Ireland is increasing direct freight shipments to and from mainland Europe as businesses move to bypass potential snarl-ups at British ports after Brexit.
Many companies ship goods between Ireland and continental Europe via Britain, with about 150,000 lorries passing through what is known as the UK “land bridge” each year. Doing so via swift sea crossings between Dublin and Holyhead and then Dover to Calais provides the fastest route to market for traders in perishable and high volume goods.
But the end of the UK transition period on December 31 means truckers now face new checks as they leave EU territory to enter Britain from Ireland or France and then return to the bloc after passing through the UK. This has prompted anxiety about paperwork at ports and potential chaos on the busy Dover-Calais route.

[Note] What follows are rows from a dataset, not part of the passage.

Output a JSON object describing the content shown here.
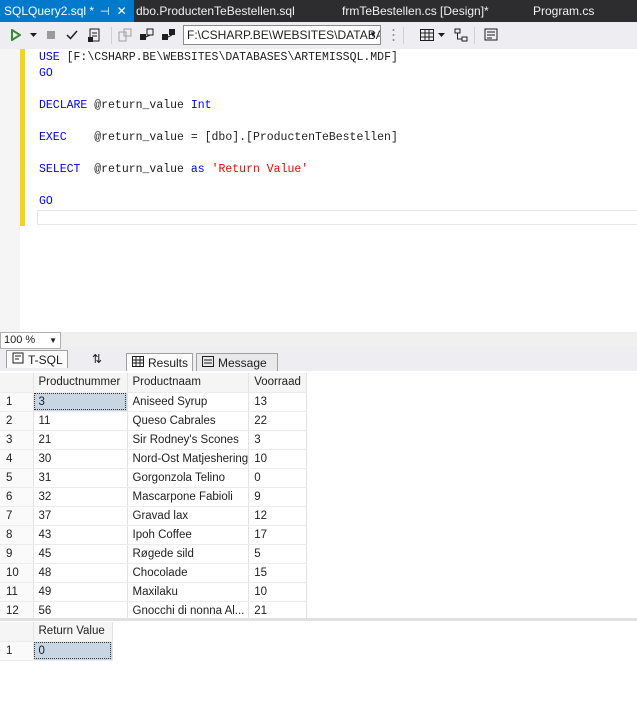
{
  "tabs": [
    {
      "label": "SQLQuery2.sql *",
      "active": true,
      "pin": "⊣",
      "close": "✕"
    },
    {
      "label": "dbo.ProductenTeBestellen.sql",
      "active": false
    },
    {
      "label": "frmTeBestellen.cs [Design]*",
      "active": false
    },
    {
      "label": "Program.cs",
      "active": false
    }
  ],
  "toolbar": {
    "database_path": "F:\\CSHARP.BE\\WEBSITES\\DATABA",
    "icons": [
      "execute-icon",
      "dropdown-icon",
      "stop-icon",
      "parse-checkmark-icon",
      "display-plan-icon",
      "query-options-icon",
      "include-plan-icon",
      "client-stats-icon",
      "results-to-grid-icon",
      "comment-icon",
      "specify-values-icon"
    ]
  },
  "editor": {
    "lines": [
      {
        "parts": [
          {
            "t": "kw",
            "v": "USE"
          },
          {
            "t": "txt",
            "v": " [F:\\CSHARP.BE\\WEBSITES\\DATABASES\\ARTEMISSQL.MDF]"
          }
        ]
      },
      {
        "parts": [
          {
            "t": "kw",
            "v": "GO"
          }
        ]
      },
      {
        "parts": [
          {
            "t": "txt",
            "v": ""
          }
        ]
      },
      {
        "parts": [
          {
            "t": "kw",
            "v": "DECLARE"
          },
          {
            "t": "txt",
            "v": " @return_value "
          },
          {
            "t": "kw",
            "v": "Int"
          }
        ]
      },
      {
        "parts": [
          {
            "t": "txt",
            "v": ""
          }
        ]
      },
      {
        "parts": [
          {
            "t": "kw",
            "v": "EXEC"
          },
          {
            "t": "txt",
            "v": "    @return_value = [dbo].[ProductenTeBestellen]"
          }
        ]
      },
      {
        "parts": [
          {
            "t": "txt",
            "v": ""
          }
        ]
      },
      {
        "parts": [
          {
            "t": "kw",
            "v": "SELECT"
          },
          {
            "t": "txt",
            "v": "  @return_value "
          },
          {
            "t": "kw",
            "v": "as"
          },
          {
            "t": "txt",
            "v": " "
          },
          {
            "t": "str",
            "v": "'Return Value'"
          }
        ]
      },
      {
        "parts": [
          {
            "t": "txt",
            "v": ""
          }
        ]
      },
      {
        "parts": [
          {
            "t": "kw",
            "v": "GO"
          }
        ]
      }
    ]
  },
  "zoom": "100 %",
  "results_tabs": {
    "tsql": "T-SQL",
    "sort_icon": "⇅",
    "results": "Results",
    "messages": "Message"
  },
  "grid1": {
    "columns": [
      "Productnummer",
      "Productnaam",
      "Voorraad"
    ],
    "rows": [
      [
        "1",
        "3",
        "Aniseed Syrup",
        "13"
      ],
      [
        "2",
        "11",
        "Queso Cabrales",
        "22"
      ],
      [
        "3",
        "21",
        "Sir Rodney's Scones",
        "3"
      ],
      [
        "4",
        "30",
        "Nord-Ost Matjeshering",
        "10"
      ],
      [
        "5",
        "31",
        "Gorgonzola Telino",
        "0"
      ],
      [
        "6",
        "32",
        "Mascarpone Fabioli",
        "9"
      ],
      [
        "7",
        "37",
        "Gravad lax",
        "12"
      ],
      [
        "8",
        "43",
        "Ipoh Coffee",
        "17"
      ],
      [
        "9",
        "45",
        "Røgede sild",
        "5"
      ],
      [
        "10",
        "48",
        "Chocolade",
        "15"
      ],
      [
        "11",
        "49",
        "Maxilaku",
        "10"
      ],
      [
        "12",
        "56",
        "Gnocchi di nonna Al...",
        "21"
      ]
    ]
  },
  "grid2": {
    "columns": [
      "Return Value"
    ],
    "rows": [
      [
        "1",
        "0"
      ]
    ]
  }
}
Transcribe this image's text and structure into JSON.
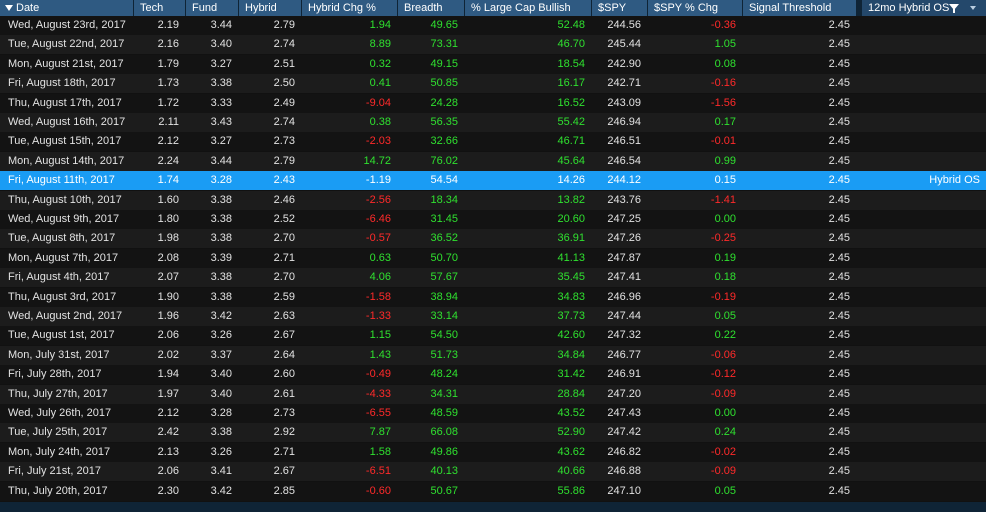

Such risks were highlighted shortly before Christmas when France closed the Dover-Calais crossing due to concerns about a highly transmissible new coronavirus strain, leading to huge tailbacks in which hundreds of Irish truckers were left stranded in Britain.
Micheál Martin, Irish prime minister, said the disruption pointed to the need for “alternative routes” to the land bridge even with a Brexit deal in place.
The delays at Dover prompted a surge in demand for such services, leading ferry operator Stena Line to double pre-Christmas capacity on its direct freight link between Rosslare in south-eastern Ireland and the French port of Cherbourg.
Although sailing times are longer on direct sea crossings to the continent, worries about Brexit had already spurred many Irish exporters and importers to make use of increased capacity on such routes.
“There is good demand for it,” said Simon McKeever, chief of the Irish Exporters Association, a trade body.
“There is definitely for some time been a desire to seek out an alternative to the land bridge and we are seeing members looking to avail of more direct shipping routes to the continent, to the extent that some companies are having difficulty booking space on the inward-bound journey from France early in the new year,” he said.
The Irish Maritime Development Office, a government body to develop and promote shipping, has advised exporters and importers to examine alternatives to the land bridge since 2019. Direct continental roll-on roll-off and lift-on lift-off routes from Ireland are the “fastest-growing routes” in recent years, it added.
Several new direct freight services have been introduced since 2018 — linking Ireland with ports in France, the Netherlands, Spain and Portugal — despite the availability of swifter roll-on roll-off capacity on the land bridge.
Senior figures in Irish transport say the introduction on January 2 of a new roll-on roll-off service between Rosslare and Dunkirk in France, has the potential to be a game-changer, with six sailings a week in each direction.
DFDS, the Danish operator of the new service, aims to displace a significant portion of the 150,000 shipments on the land bridge.
“We obviously need to eat into that to a relatively large extent,” said Torben Carlsen, chief executive of DFDS. “We probably need 40,000-50,000 of those movements to make this route viable.”
Glenn Carr, general manager of Rosslare port, said freighters had booked “very strong loads” in both directions on the Rosslare-Dunkirk route as the service started at the weekend. Similarly, Stena Line said its first post-Brexit-transition sailing to Cherbourg from Rosslare was sold out.
The Rosslare-Dunkirk sailing takes 24 hours, about six hours longer than travelling between Dublin and Calais via Britain. But going via Dunkirk provides more time on the road after arriving in Europe because truckers will not have been driving for a day. “Their goods will not leave the EU. In addition, the drivers will be rested when they arrive,” Mr Carlsen said.
By contrast, the drive through the British land bridge limits truckers’ hours on the road after they arrive in Calais.
Perennial, an Irish freighter specialising in direct services to the continent, had already moved to boost its capacity to meet a sharp rise in demand before the end of the UK transition period on January 1.
Chris Smyth, Perennial’s commercial director, said: “A lot of it is being driven by the big supermarket chains. The multiples are putting pressure on the fruit importers because they need continuity of supply. On the export side, it’s big Irish meat and dairy producers. Because it’s food product, they want to avoid both the customs documentation and any [sanitary and phytosanitary] checks.”
Mr Carr at Rosslare said supply chain changes in the Brexit era have driven a big rise in direct freight traffic to the continent. “We were down to three sailings per week direct to Europe about 18 months ago. From January we go to 11 direct and from March we go up to 13,” he said.
“What it means is a quadrupling of direct services to mainland Europe and that’s attributable to the market demand.”